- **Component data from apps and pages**
━━━━━━━━
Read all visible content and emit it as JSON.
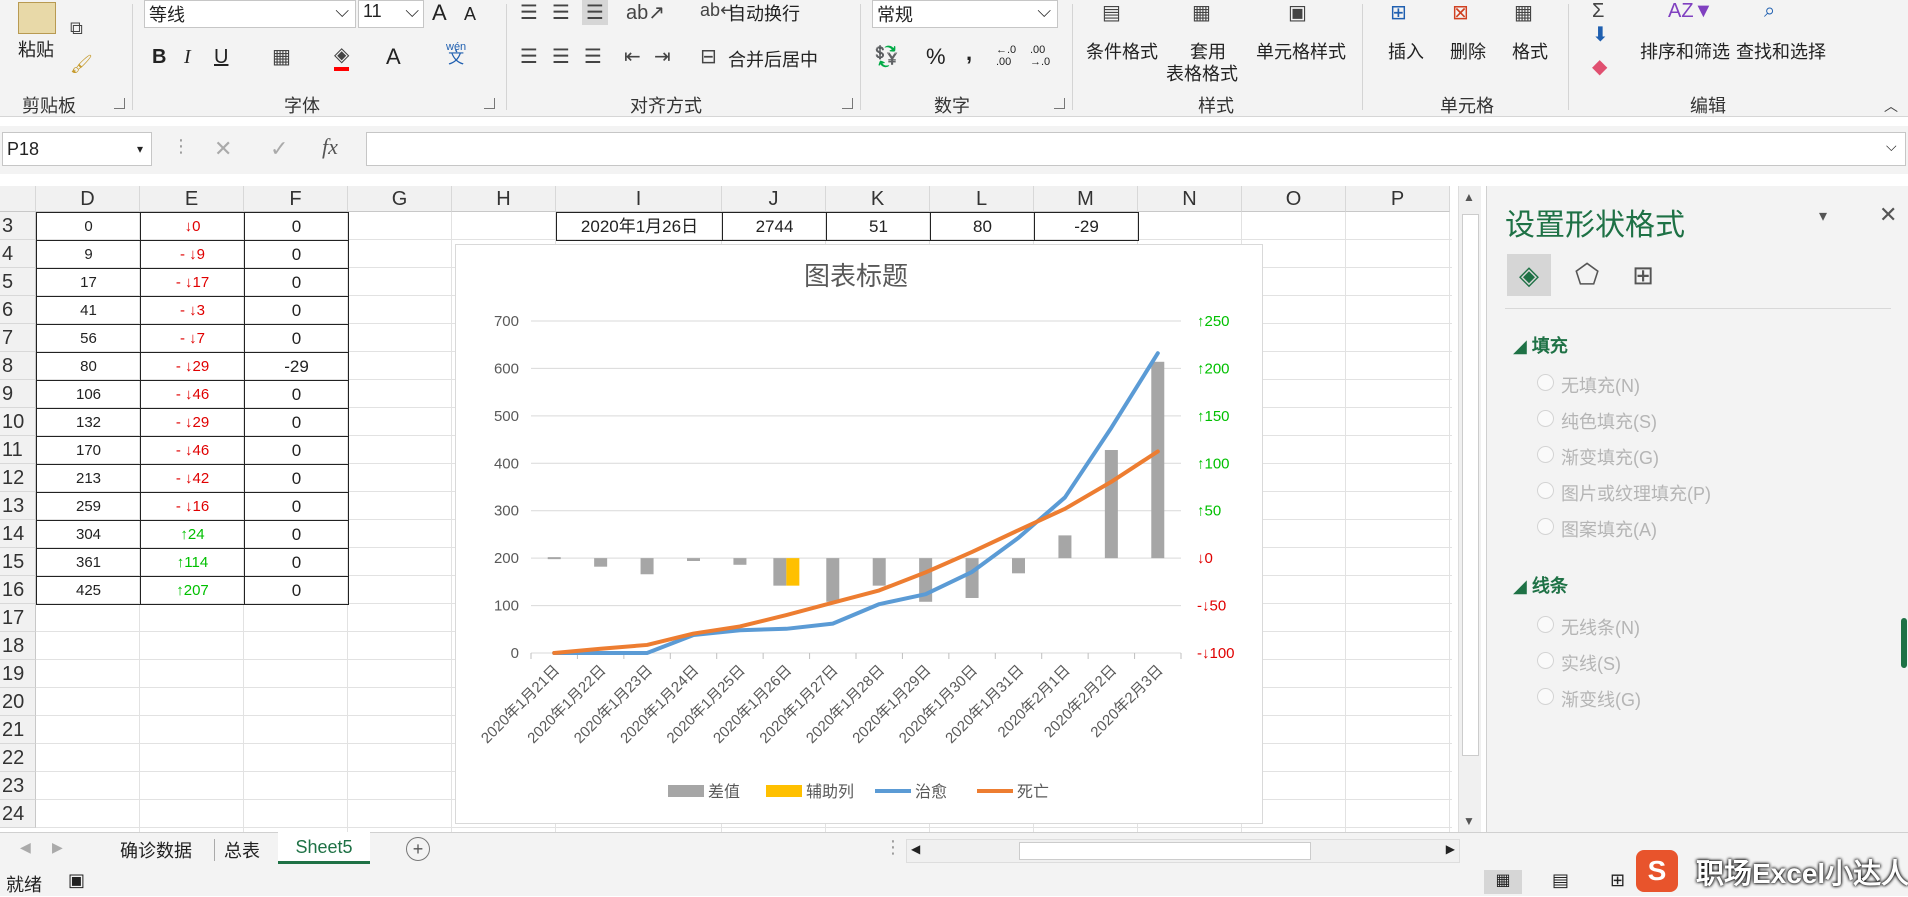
{
  "ribbon": {
    "clipboard": {
      "paste": "粘贴",
      "group": "剪贴板"
    },
    "font": {
      "name": "等线",
      "size": "11",
      "group": "字体",
      "bold": "B",
      "italic": "I",
      "underline": "U",
      "wen": "wén",
      "wen_char": "文",
      "grow": "A",
      "shrink": "A"
    },
    "alignment": {
      "wrap": "自动换行",
      "merge": "合并后居中",
      "group": "对齐方式"
    },
    "number": {
      "format": "常规",
      "group": "数字",
      "percent": "%",
      "comma": ",",
      "inc": ".0\n.00",
      "dec": ".00\n.0"
    },
    "styles": {
      "conditional": "条件格式",
      "table1": "套用",
      "table2": "表格格式",
      "cell": "单元格样式",
      "group": "样式"
    },
    "cells": {
      "insert": "插入",
      "delete": "删除",
      "format": "格式",
      "group": "单元格"
    },
    "editing": {
      "sort": "排序和筛选",
      "find": "查找和选择",
      "group": "编辑"
    }
  },
  "formula_bar": {
    "name_box": "P18",
    "fx": "fx",
    "cancel": "✕",
    "enter": "✓",
    "formula": ""
  },
  "sheet": {
    "columns": [
      "D",
      "E",
      "F",
      "G",
      "H",
      "I",
      "J",
      "K",
      "L",
      "M",
      "N",
      "O",
      "P"
    ],
    "rows": [
      "3",
      "4",
      "5",
      "6",
      "7",
      "8",
      "9",
      "10",
      "11",
      "12",
      "13",
      "14",
      "15",
      "16",
      "17",
      "18",
      "19",
      "20",
      "21",
      "22",
      "23",
      "24"
    ],
    "d_values": [
      "0",
      "9",
      "17",
      "41",
      "56",
      "80",
      "106",
      "132",
      "170",
      "213",
      "259",
      "304",
      "361",
      "425"
    ],
    "e_values": [
      "↓0",
      "- ↓9",
      "- ↓17",
      "- ↓3",
      "- ↓7",
      "- ↓29",
      "- ↓46",
      "- ↓29",
      "- ↓46",
      "- ↓42",
      "- ↓16",
      "↑24",
      "↑114",
      "↑207"
    ],
    "e_up": [
      false,
      false,
      false,
      false,
      false,
      false,
      false,
      false,
      false,
      false,
      false,
      true,
      true,
      true
    ],
    "f_values": [
      "0",
      "0",
      "0",
      "0",
      "0",
      "-29",
      "0",
      "0",
      "0",
      "0",
      "0",
      "0",
      "0",
      "0"
    ],
    "row3_extra": {
      "I": "2020年1月26日",
      "J": "2744",
      "K": "51",
      "L": "80",
      "M": "-29"
    }
  },
  "chart_data": {
    "type": "bar",
    "title": "图表标题",
    "categories": [
      "2020年1月21日",
      "2020年1月22日",
      "2020年1月23日",
      "2020年1月24日",
      "2020年1月25日",
      "2020年1月26日",
      "2020年1月27日",
      "2020年1月28日",
      "2020年1月29日",
      "2020年1月30日",
      "2020年1月31日",
      "2020年2月1日",
      "2020年2月2日",
      "2020年2月3日"
    ],
    "ylim": [
      0,
      700
    ],
    "y_ticks": [
      "0",
      "100",
      "200",
      "300",
      "400",
      "500",
      "600",
      "700"
    ],
    "y2_ticks": [
      "-↓100",
      "-↓50",
      "↓0",
      "↑50",
      "↑100",
      "↑150",
      "↑200",
      "↑250"
    ],
    "y2_colors": [
      "#e00000",
      "#e00000",
      "#e00000",
      "#00c000",
      "#00c000",
      "#00c000",
      "#00c000",
      "#00c000"
    ],
    "series": [
      {
        "name": "差值",
        "kind": "bar",
        "color": "#a6a6a6",
        "values": [
          0,
          -9,
          -17,
          -3,
          -7,
          -29,
          -46,
          -29,
          -46,
          -42,
          -16,
          24,
          114,
          207
        ]
      },
      {
        "name": "辅助列",
        "kind": "bar",
        "color": "#ffc000",
        "values": [
          0,
          0,
          0,
          0,
          0,
          -29,
          0,
          0,
          0,
          0,
          0,
          0,
          0,
          0
        ]
      },
      {
        "name": "治愈",
        "kind": "line",
        "color": "#5b9bd5",
        "values": [
          0,
          0,
          0,
          38,
          48,
          51,
          62,
          103,
          124,
          171,
          243,
          328,
          475,
          632
        ]
      },
      {
        "name": "死亡",
        "kind": "line",
        "color": "#ed7d31",
        "values": [
          0,
          9,
          17,
          41,
          56,
          80,
          106,
          132,
          170,
          213,
          259,
          304,
          361,
          425
        ]
      }
    ],
    "legend": "bottom"
  },
  "pane": {
    "title": "设置形状格式",
    "fill_section": "填充",
    "fill_options": [
      "无填充(N)",
      "纯色填充(S)",
      "渐变填充(G)",
      "图片或纹理填充(P)",
      "图案填充(A)"
    ],
    "line_section": "线条",
    "line_options": [
      "无线条(N)",
      "实线(S)",
      "渐变线(G)"
    ]
  },
  "tabs": [
    "确诊数据",
    "总表",
    "Sheet5"
  ],
  "active_tab": "Sheet5",
  "status": {
    "ready": "就绪"
  },
  "watermark": "职场Excel小达人"
}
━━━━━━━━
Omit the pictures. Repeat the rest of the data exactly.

- **Solved exercise**
Read all visible content and emit it as JSON.
{
  "ribbon": {
    "clipboard": {
      "paste": "粘贴",
      "group": "剪贴板"
    },
    "font": {
      "name": "等线",
      "size": "11",
      "group": "字体",
      "bold": "B",
      "italic": "I",
      "underline": "U",
      "wen": "wén",
      "wen_char": "文",
      "grow": "A",
      "shrink": "A"
    },
    "alignment": {
      "wrap": "自动换行",
      "merge": "合并后居中",
      "group": "对齐方式"
    },
    "number": {
      "format": "常规",
      "group": "数字",
      "percent": "%",
      "comma": ",",
      "inc": ".0\n.00",
      "dec": ".00\n.0"
    },
    "styles": {
      "conditional": "条件格式",
      "table1": "套用",
      "table2": "表格格式",
      "cell": "单元格样式",
      "group": "样式"
    },
    "cells": {
      "insert": "插入",
      "delete": "删除",
      "format": "格式",
      "group": "单元格"
    },
    "editing": {
      "sort": "排序和筛选",
      "find": "查找和选择",
      "group": "编辑"
    }
  },
  "formula_bar": {
    "name_box": "P18",
    "fx": "fx",
    "cancel": "✕",
    "enter": "✓",
    "formula": ""
  },
  "sheet": {
    "columns": [
      "D",
      "E",
      "F",
      "G",
      "H",
      "I",
      "J",
      "K",
      "L",
      "M",
      "N",
      "O",
      "P"
    ],
    "rows": [
      "3",
      "4",
      "5",
      "6",
      "7",
      "8",
      "9",
      "10",
      "11",
      "12",
      "13",
      "14",
      "15",
      "16",
      "17",
      "18",
      "19",
      "20",
      "21",
      "22",
      "23",
      "24"
    ],
    "d_values": [
      "0",
      "9",
      "17",
      "41",
      "56",
      "80",
      "106",
      "132",
      "170",
      "213",
      "259",
      "304",
      "361",
      "425"
    ],
    "e_values": [
      "↓0",
      "- ↓9",
      "- ↓17",
      "- ↓3",
      "- ↓7",
      "- ↓29",
      "- ↓46",
      "- ↓29",
      "- ↓46",
      "- ↓42",
      "- ↓16",
      "↑24",
      "↑114",
      "↑207"
    ],
    "e_up": [
      false,
      false,
      false,
      false,
      false,
      false,
      false,
      false,
      false,
      false,
      false,
      true,
      true,
      true
    ],
    "f_values": [
      "0",
      "0",
      "0",
      "0",
      "0",
      "-29",
      "0",
      "0",
      "0",
      "0",
      "0",
      "0",
      "0",
      "0"
    ],
    "row3_extra": {
      "I": "2020年1月26日",
      "J": "2744",
      "K": "51",
      "L": "80",
      "M": "-29"
    }
  },
  "chart_data": {
    "type": "bar",
    "title": "图表标题",
    "categories": [
      "2020年1月21日",
      "2020年1月22日",
      "2020年1月23日",
      "2020年1月24日",
      "2020年1月25日",
      "2020年1月26日",
      "2020年1月27日",
      "2020年1月28日",
      "2020年1月29日",
      "2020年1月30日",
      "2020年1月31日",
      "2020年2月1日",
      "2020年2月2日",
      "2020年2月3日"
    ],
    "ylim": [
      0,
      700
    ],
    "y_ticks": [
      "0",
      "100",
      "200",
      "300",
      "400",
      "500",
      "600",
      "700"
    ],
    "y2_ticks": [
      "-↓100",
      "-↓50",
      "↓0",
      "↑50",
      "↑100",
      "↑150",
      "↑200",
      "↑250"
    ],
    "y2_colors": [
      "#e00000",
      "#e00000",
      "#e00000",
      "#00c000",
      "#00c000",
      "#00c000",
      "#00c000",
      "#00c000"
    ],
    "series": [
      {
        "name": "差值",
        "kind": "bar",
        "color": "#a6a6a6",
        "values": [
          0,
          -9,
          -17,
          -3,
          -7,
          -29,
          -46,
          -29,
          -46,
          -42,
          -16,
          24,
          114,
          207
        ]
      },
      {
        "name": "辅助列",
        "kind": "bar",
        "color": "#ffc000",
        "values": [
          0,
          0,
          0,
          0,
          0,
          -29,
          0,
          0,
          0,
          0,
          0,
          0,
          0,
          0
        ]
      },
      {
        "name": "治愈",
        "kind": "line",
        "color": "#5b9bd5",
        "values": [
          0,
          0,
          0,
          38,
          48,
          51,
          62,
          103,
          124,
          171,
          243,
          328,
          475,
          632
        ]
      },
      {
        "name": "死亡",
        "kind": "line",
        "color": "#ed7d31",
        "values": [
          0,
          9,
          17,
          41,
          56,
          80,
          106,
          132,
          170,
          213,
          259,
          304,
          361,
          425
        ]
      }
    ],
    "legend": "bottom"
  },
  "pane": {
    "title": "设置形状格式",
    "fill_section": "填充",
    "fill_options": [
      "无填充(N)",
      "纯色填充(S)",
      "渐变填充(G)",
      "图片或纹理填充(P)",
      "图案填充(A)"
    ],
    "line_section": "线条",
    "line_options": [
      "无线条(N)",
      "实线(S)",
      "渐变线(G)"
    ]
  },
  "tabs": [
    "确诊数据",
    "总表",
    "Sheet5"
  ],
  "active_tab": "Sheet5",
  "status": {
    "ready": "就绪"
  },
  "watermark": "职场Excel小达人"
}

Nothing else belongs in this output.